There was no magical a-ha moment. I did not wake up one day and burst from my bed with the answer. I did not have a grandiose epiphany. Instead, I worked really, really hard and tested everything around me. I continued to try people on for size but I developed an acute awareness for what did not feel right and was able to extricate myself from unhealthy relationships much faster. I took little baby steps towards a reality that included me possibly liking myself enough to invest the time and energy into trusting myself. I grew older, I went to therapy, I battled through, I got hurt.
Then the universe kicked in and I was ready to listen.

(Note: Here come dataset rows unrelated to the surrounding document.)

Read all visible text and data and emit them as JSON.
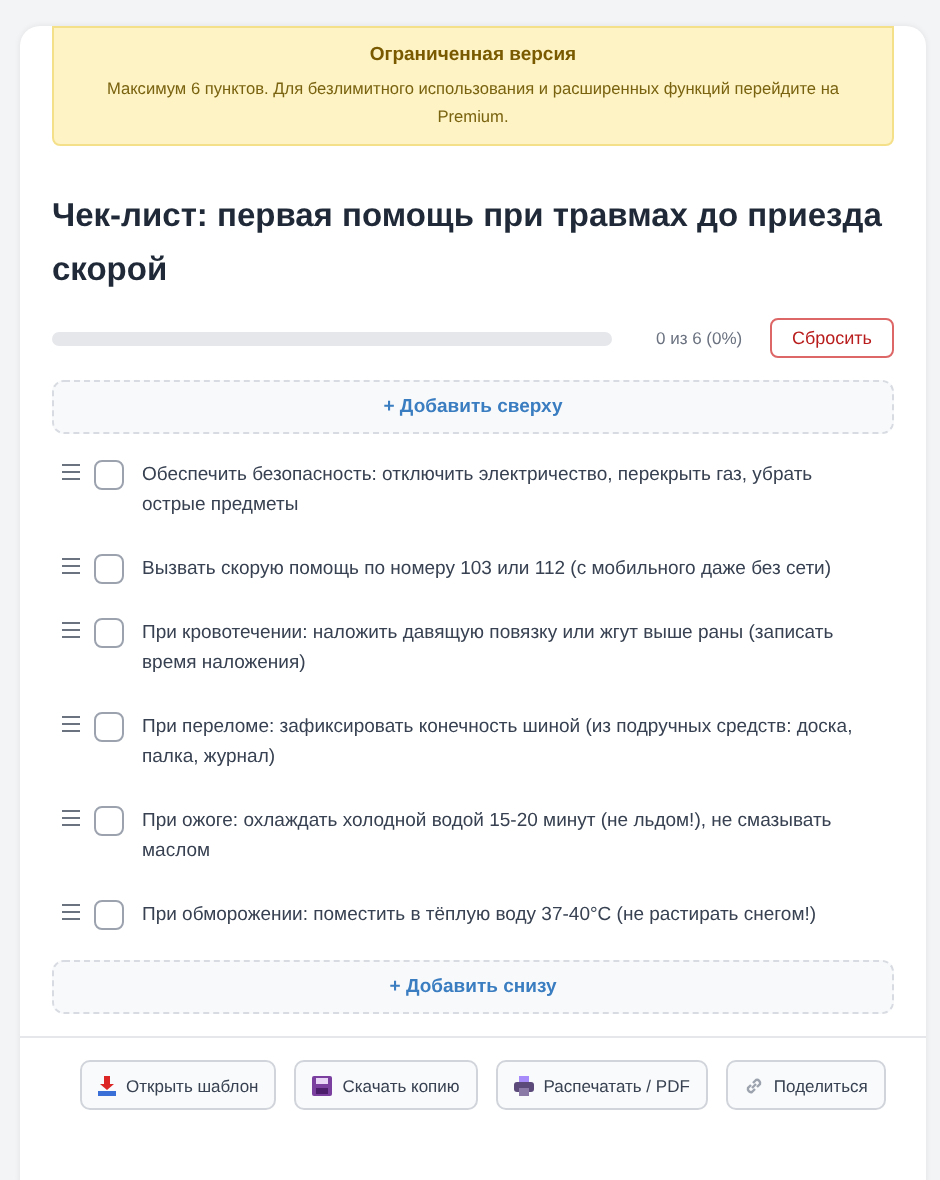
{
  "banner": {
    "title": "Ограниченная версия",
    "text": "Максимум 6 пунктов. Для безлимитного использования и расширенных функций перейдите на Premium."
  },
  "title": "Чек-лист: первая помощь при травмах до приезда скорой",
  "progress": {
    "level": 0,
    "reading": "0 из 6 (0%)",
    "reset": "Сбросить"
  },
  "add_top": "+ Добавить сверху",
  "items": [
    {
      "text": "Обеспечить безопасность: отключить электричество, перекрыть газ, убрать острые предметы",
      "checked": false
    },
    {
      "text": "Вызвать скорую помощь по номеру 103 или 112 (с мобильного даже без сети)",
      "checked": false
    },
    {
      "text": "При кровотечении: наложить давящую повязку или жгут выше раны (записать время наложения)",
      "checked": false
    },
    {
      "text": "При переломе: зафиксировать конечность шиной (из подручных средств: доска, палка, журнал)",
      "checked": false
    },
    {
      "text": "При ожоге: охлаждать холодной водой 15-20 минут (не льдом!), не смазывать маслом",
      "checked": false
    },
    {
      "text": "При обморожении: поместить в тёплую воду 37-40°C (не растирать снегом!)",
      "checked": false
    }
  ],
  "add_bottom": "+ Добавить снизу",
  "footer": [
    {
      "kind": "open",
      "label": "Открыть шаблон"
    },
    {
      "kind": "download",
      "label": "Скачать копию"
    },
    {
      "kind": "print",
      "label": "Распечатать / PDF"
    },
    {
      "kind": "share",
      "label": "Поделиться"
    }
  ]
}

Yes, I have had some extraordinary relationships. FIrst and foremost is my husband. For over 20 years we have struggled together, confronting our own scars and committing ourselves to let love prevail. We are both very complex people with lots of emotional baggage and, often, our relationship has been so hard yet so worthwhile. And the journey continues. I have had friends – many of which have come and gone but who have left an imprint on me that I only now can look at and understand the significance. I have risen from a family that suffered from mental illness, alcoholism and deep dysfunction – and I would not have chosen any other family because they are part of who I am today. The good, the bad, and the ugly have helped to shape and inform who I am right here and right now. They have helped me to struggle and forced me to confront my demons. I could certainly have chosen to not do this but, for me, there never was an option. I may not have set out to do this with intention but the universe intervened and made sure that I eventually paid attention and found my intention. Today, I am surrounded by a beautiful tapestry of people I have chosen to be in my life. Each of them enriches me in a way and I am intentional about my purpose in their lives. I don’t always know right away what the purpose is but I am always committed to learn. I still struggle with trust because that little person inside me looking for safe harbor also knows that the waters can be very dangerous and we need to be very careful. But, for the first time in my life I have found myself in trusting relationships that continually prove themselves to be worthy and authentic. And I am so moved, emotionally impacted and overwhelmed at how powerful the trust is. And, when that trust is ever questioned or challenged, it rocks my world.
I am trying to be the change I want to see in the world. I am trying to be intentional and give out to those around me exactly what I want in return – love, respect and trust. It defines the me of today and I know, without any shade of doubt that the payoff is there.
I have found myself ending each of my blog posts recently with a thank you and acknowledgment to the people in my life and I will continue this practice because it is the people – always the people – that make the difference. Without them, I stop learning and loving and growing. Without them, I have no audience, no support system, no purpose.
The other day, while strolling through Manhattan with a dear friend I was sharing some stories of my early career days and I lamented about some choices I made. He pointed out to me that, had I made different choices, he and I would never have met. That thought stopped me in my tracks and I can still smell the air and hear the noises around me when he said it because I knew that would be a terrible eventuality. Perhaps he was right. But, given the power of our relationship I suspect the universe would never have allowed that to happen.